Data about app and page elements:
##########
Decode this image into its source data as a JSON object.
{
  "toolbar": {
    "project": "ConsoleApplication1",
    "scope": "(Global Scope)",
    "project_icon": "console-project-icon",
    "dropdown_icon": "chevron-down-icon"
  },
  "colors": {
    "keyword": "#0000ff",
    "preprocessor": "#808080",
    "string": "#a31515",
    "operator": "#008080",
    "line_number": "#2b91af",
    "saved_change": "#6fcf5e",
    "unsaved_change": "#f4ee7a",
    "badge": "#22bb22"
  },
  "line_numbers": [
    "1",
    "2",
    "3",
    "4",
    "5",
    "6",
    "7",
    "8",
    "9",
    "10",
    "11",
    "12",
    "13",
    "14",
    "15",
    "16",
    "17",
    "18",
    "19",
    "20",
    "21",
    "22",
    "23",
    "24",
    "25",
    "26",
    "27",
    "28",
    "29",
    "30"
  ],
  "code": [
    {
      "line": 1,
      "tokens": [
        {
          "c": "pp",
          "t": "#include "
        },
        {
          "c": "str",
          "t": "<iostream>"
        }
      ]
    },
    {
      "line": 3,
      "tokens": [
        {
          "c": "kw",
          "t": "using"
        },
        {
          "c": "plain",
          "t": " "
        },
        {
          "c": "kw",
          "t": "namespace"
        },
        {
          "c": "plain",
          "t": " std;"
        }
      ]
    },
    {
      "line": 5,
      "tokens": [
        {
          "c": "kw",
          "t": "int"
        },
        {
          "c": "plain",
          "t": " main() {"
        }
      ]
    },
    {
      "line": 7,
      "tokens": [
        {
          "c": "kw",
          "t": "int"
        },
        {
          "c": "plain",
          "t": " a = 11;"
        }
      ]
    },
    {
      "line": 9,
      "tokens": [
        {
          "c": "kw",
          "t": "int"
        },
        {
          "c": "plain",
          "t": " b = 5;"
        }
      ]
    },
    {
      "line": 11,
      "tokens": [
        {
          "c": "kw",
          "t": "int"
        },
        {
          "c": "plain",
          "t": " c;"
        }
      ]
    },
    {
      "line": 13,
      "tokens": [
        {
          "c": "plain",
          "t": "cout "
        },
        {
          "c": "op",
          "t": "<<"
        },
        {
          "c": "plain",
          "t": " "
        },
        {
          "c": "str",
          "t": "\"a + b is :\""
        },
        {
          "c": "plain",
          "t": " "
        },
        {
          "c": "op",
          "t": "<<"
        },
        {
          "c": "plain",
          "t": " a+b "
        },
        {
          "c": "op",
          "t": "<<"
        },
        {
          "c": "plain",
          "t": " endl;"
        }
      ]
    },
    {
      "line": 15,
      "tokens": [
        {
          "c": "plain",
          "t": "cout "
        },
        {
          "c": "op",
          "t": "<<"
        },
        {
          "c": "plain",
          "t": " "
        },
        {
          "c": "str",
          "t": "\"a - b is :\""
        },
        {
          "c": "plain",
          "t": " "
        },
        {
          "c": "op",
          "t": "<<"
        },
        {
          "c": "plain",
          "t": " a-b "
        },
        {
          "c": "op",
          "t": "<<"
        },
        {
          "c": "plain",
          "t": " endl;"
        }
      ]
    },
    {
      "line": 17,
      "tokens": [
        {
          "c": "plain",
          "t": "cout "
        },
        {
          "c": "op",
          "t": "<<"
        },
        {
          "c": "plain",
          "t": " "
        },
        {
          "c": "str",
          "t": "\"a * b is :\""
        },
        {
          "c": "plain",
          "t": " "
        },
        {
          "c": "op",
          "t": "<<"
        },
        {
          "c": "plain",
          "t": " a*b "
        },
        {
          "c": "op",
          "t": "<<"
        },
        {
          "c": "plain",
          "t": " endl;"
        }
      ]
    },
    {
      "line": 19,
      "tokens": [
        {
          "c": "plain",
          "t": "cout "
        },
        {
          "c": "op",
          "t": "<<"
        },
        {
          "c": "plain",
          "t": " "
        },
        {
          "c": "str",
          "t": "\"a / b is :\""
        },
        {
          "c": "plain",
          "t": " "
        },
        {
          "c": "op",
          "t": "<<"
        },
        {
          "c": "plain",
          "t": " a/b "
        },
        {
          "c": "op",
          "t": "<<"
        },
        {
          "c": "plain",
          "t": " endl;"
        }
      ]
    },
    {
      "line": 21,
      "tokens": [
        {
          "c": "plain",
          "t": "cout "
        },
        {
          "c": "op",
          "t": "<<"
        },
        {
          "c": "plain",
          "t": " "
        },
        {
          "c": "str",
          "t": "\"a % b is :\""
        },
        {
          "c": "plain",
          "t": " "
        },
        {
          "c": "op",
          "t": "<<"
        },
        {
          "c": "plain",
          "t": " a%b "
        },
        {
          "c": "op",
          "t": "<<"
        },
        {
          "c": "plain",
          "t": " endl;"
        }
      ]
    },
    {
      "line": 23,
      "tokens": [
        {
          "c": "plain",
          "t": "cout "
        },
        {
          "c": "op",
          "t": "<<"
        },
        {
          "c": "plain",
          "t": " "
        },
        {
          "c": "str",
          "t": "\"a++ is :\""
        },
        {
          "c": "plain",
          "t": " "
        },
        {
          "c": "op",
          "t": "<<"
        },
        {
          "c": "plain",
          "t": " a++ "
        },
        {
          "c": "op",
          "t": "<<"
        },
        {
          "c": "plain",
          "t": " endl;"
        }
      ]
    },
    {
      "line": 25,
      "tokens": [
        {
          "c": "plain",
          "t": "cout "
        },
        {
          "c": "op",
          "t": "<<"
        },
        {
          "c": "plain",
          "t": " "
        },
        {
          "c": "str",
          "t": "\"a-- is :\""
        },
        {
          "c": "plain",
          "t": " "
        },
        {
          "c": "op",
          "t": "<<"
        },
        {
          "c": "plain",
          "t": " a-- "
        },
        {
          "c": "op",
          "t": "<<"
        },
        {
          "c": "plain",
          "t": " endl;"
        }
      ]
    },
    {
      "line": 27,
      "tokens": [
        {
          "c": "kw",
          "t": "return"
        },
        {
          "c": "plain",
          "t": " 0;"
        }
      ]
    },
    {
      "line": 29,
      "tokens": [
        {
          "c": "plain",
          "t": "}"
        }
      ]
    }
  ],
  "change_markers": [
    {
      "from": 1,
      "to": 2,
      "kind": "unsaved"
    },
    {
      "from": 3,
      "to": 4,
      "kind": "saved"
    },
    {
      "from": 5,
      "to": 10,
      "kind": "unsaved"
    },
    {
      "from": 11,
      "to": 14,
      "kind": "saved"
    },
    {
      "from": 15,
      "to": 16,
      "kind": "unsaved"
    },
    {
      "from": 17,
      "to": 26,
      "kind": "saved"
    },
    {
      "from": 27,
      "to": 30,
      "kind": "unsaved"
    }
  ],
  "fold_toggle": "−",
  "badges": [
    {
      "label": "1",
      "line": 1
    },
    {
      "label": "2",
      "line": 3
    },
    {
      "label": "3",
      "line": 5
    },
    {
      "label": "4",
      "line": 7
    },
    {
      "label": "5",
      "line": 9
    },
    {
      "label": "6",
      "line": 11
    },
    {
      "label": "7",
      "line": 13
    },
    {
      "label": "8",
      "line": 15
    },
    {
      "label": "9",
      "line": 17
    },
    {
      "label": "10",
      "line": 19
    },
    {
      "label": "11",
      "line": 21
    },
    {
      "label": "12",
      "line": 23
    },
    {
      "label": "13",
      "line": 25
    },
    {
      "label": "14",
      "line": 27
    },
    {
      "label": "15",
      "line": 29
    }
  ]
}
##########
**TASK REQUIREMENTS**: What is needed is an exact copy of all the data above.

**YOUR SOLUTION**:
Decode this image into its source data as a JSON object.
{
  "toolbar": {
    "project": "ConsoleApplication1",
    "scope": "(Global Scope)",
    "project_icon": "console-project-icon",
    "dropdown_icon": "chevron-down-icon"
  },
  "colors": {
    "keyword": "#0000ff",
    "preprocessor": "#808080",
    "string": "#a31515",
    "operator": "#008080",
    "line_number": "#2b91af",
    "saved_change": "#6fcf5e",
    "unsaved_change": "#f4ee7a",
    "badge": "#22bb22"
  },
  "line_numbers": [
    "1",
    "2",
    "3",
    "4",
    "5",
    "6",
    "7",
    "8",
    "9",
    "10",
    "11",
    "12",
    "13",
    "14",
    "15",
    "16",
    "17",
    "18",
    "19",
    "20",
    "21",
    "22",
    "23",
    "24",
    "25",
    "26",
    "27",
    "28",
    "29",
    "30"
  ],
  "code": [
    {
      "line": 1,
      "tokens": [
        {
          "c": "pp",
          "t": "#include "
        },
        {
          "c": "str",
          "t": "<iostream>"
        }
      ]
    },
    {
      "line": 3,
      "tokens": [
        {
          "c": "kw",
          "t": "using"
        },
        {
          "c": "plain",
          "t": " "
        },
        {
          "c": "kw",
          "t": "namespace"
        },
        {
          "c": "plain",
          "t": " std;"
        }
      ]
    },
    {
      "line": 5,
      "tokens": [
        {
          "c": "kw",
          "t": "int"
        },
        {
          "c": "plain",
          "t": " main() {"
        }
      ]
    },
    {
      "line": 7,
      "tokens": [
        {
          "c": "kw",
          "t": "int"
        },
        {
          "c": "plain",
          "t": " a = 11;"
        }
      ]
    },
    {
      "line": 9,
      "tokens": [
        {
          "c": "kw",
          "t": "int"
        },
        {
          "c": "plain",
          "t": " b = 5;"
        }
      ]
    },
    {
      "line": 11,
      "tokens": [
        {
          "c": "kw",
          "t": "int"
        },
        {
          "c": "plain",
          "t": " c;"
        }
      ]
    },
    {
      "line": 13,
      "tokens": [
        {
          "c": "plain",
          "t": "cout "
        },
        {
          "c": "op",
          "t": "<<"
        },
        {
          "c": "plain",
          "t": " "
        },
        {
          "c": "str",
          "t": "\"a + b is :\""
        },
        {
          "c": "plain",
          "t": " "
        },
        {
          "c": "op",
          "t": "<<"
        },
        {
          "c": "plain",
          "t": " a+b "
        },
        {
          "c": "op",
          "t": "<<"
        },
        {
          "c": "plain",
          "t": " endl;"
        }
      ]
    },
    {
      "line": 15,
      "tokens": [
        {
          "c": "plain",
          "t": "cout "
        },
        {
          "c": "op",
          "t": "<<"
        },
        {
          "c": "plain",
          "t": " "
        },
        {
          "c": "str",
          "t": "\"a - b is :\""
        },
        {
          "c": "plain",
          "t": " "
        },
        {
          "c": "op",
          "t": "<<"
        },
        {
          "c": "plain",
          "t": " a-b "
        },
        {
          "c": "op",
          "t": "<<"
        },
        {
          "c": "plain",
          "t": " endl;"
        }
      ]
    },
    {
      "line": 17,
      "tokens": [
        {
          "c": "plain",
          "t": "cout "
        },
        {
          "c": "op",
          "t": "<<"
        },
        {
          "c": "plain",
          "t": " "
        },
        {
          "c": "str",
          "t": "\"a * b is :\""
        },
        {
          "c": "plain",
          "t": " "
        },
        {
          "c": "op",
          "t": "<<"
        },
        {
          "c": "plain",
          "t": " a*b "
        },
        {
          "c": "op",
          "t": "<<"
        },
        {
          "c": "plain",
          "t": " endl;"
        }
      ]
    },
    {
      "line": 19,
      "tokens": [
        {
          "c": "plain",
          "t": "cout "
        },
        {
          "c": "op",
          "t": "<<"
        },
        {
          "c": "plain",
          "t": " "
        },
        {
          "c": "str",
          "t": "\"a / b is :\""
        },
        {
          "c": "plain",
          "t": " "
        },
        {
          "c": "op",
          "t": "<<"
        },
        {
          "c": "plain",
          "t": " a/b "
        },
        {
          "c": "op",
          "t": "<<"
        },
        {
          "c": "plain",
          "t": " endl;"
        }
      ]
    },
    {
      "line": 21,
      "tokens": [
        {
          "c": "plain",
          "t": "cout "
        },
        {
          "c": "op",
          "t": "<<"
        },
        {
          "c": "plain",
          "t": " "
        },
        {
          "c": "str",
          "t": "\"a % b is :\""
        },
        {
          "c": "plain",
          "t": " "
        },
        {
          "c": "op",
          "t": "<<"
        },
        {
          "c": "plain",
          "t": " a%b "
        },
        {
          "c": "op",
          "t": "<<"
        },
        {
          "c": "plain",
          "t": " endl;"
        }
      ]
    },
    {
      "line": 23,
      "tokens": [
        {
          "c": "plain",
          "t": "cout "
        },
        {
          "c": "op",
          "t": "<<"
        },
        {
          "c": "plain",
          "t": " "
        },
        {
          "c": "str",
          "t": "\"a++ is :\""
        },
        {
          "c": "plain",
          "t": " "
        },
        {
          "c": "op",
          "t": "<<"
        },
        {
          "c": "plain",
          "t": " a++ "
        },
        {
          "c": "op",
          "t": "<<"
        },
        {
          "c": "plain",
          "t": " endl;"
        }
      ]
    },
    {
      "line": 25,
      "tokens": [
        {
          "c": "plain",
          "t": "cout "
        },
        {
          "c": "op",
          "t": "<<"
        },
        {
          "c": "plain",
          "t": " "
        },
        {
          "c": "str",
          "t": "\"a-- is :\""
        },
        {
          "c": "plain",
          "t": " "
        },
        {
          "c": "op",
          "t": "<<"
        },
        {
          "c": "plain",
          "t": " a-- "
        },
        {
          "c": "op",
          "t": "<<"
        },
        {
          "c": "plain",
          "t": " endl;"
        }
      ]
    },
    {
      "line": 27,
      "tokens": [
        {
          "c": "kw",
          "t": "return"
        },
        {
          "c": "plain",
          "t": " 0;"
        }
      ]
    },
    {
      "line": 29,
      "tokens": [
        {
          "c": "plain",
          "t": "}"
        }
      ]
    }
  ],
  "change_markers": [
    {
      "from": 1,
      "to": 2,
      "kind": "unsaved"
    },
    {
      "from": 3,
      "to": 4,
      "kind": "saved"
    },
    {
      "from": 5,
      "to": 10,
      "kind": "unsaved"
    },
    {
      "from": 11,
      "to": 14,
      "kind": "saved"
    },
    {
      "from": 15,
      "to": 16,
      "kind": "unsaved"
    },
    {
      "from": 17,
      "to": 26,
      "kind": "saved"
    },
    {
      "from": 27,
      "to": 30,
      "kind": "unsaved"
    }
  ],
  "fold_toggle": "−",
  "badges": [
    {
      "label": "1",
      "line": 1
    },
    {
      "label": "2",
      "line": 3
    },
    {
      "label": "3",
      "line": 5
    },
    {
      "label": "4",
      "line": 7
    },
    {
      "label": "5",
      "line": 9
    },
    {
      "label": "6",
      "line": 11
    },
    {
      "label": "7",
      "line": 13
    },
    {
      "label": "8",
      "line": 15
    },
    {
      "label": "9",
      "line": 17
    },
    {
      "label": "10",
      "line": 19
    },
    {
      "label": "11",
      "line": 21
    },
    {
      "label": "12",
      "line": 23
    },
    {
      "label": "13",
      "line": 25
    },
    {
      "label": "14",
      "line": 27
    },
    {
      "label": "15",
      "line": 29
    }
  ]
}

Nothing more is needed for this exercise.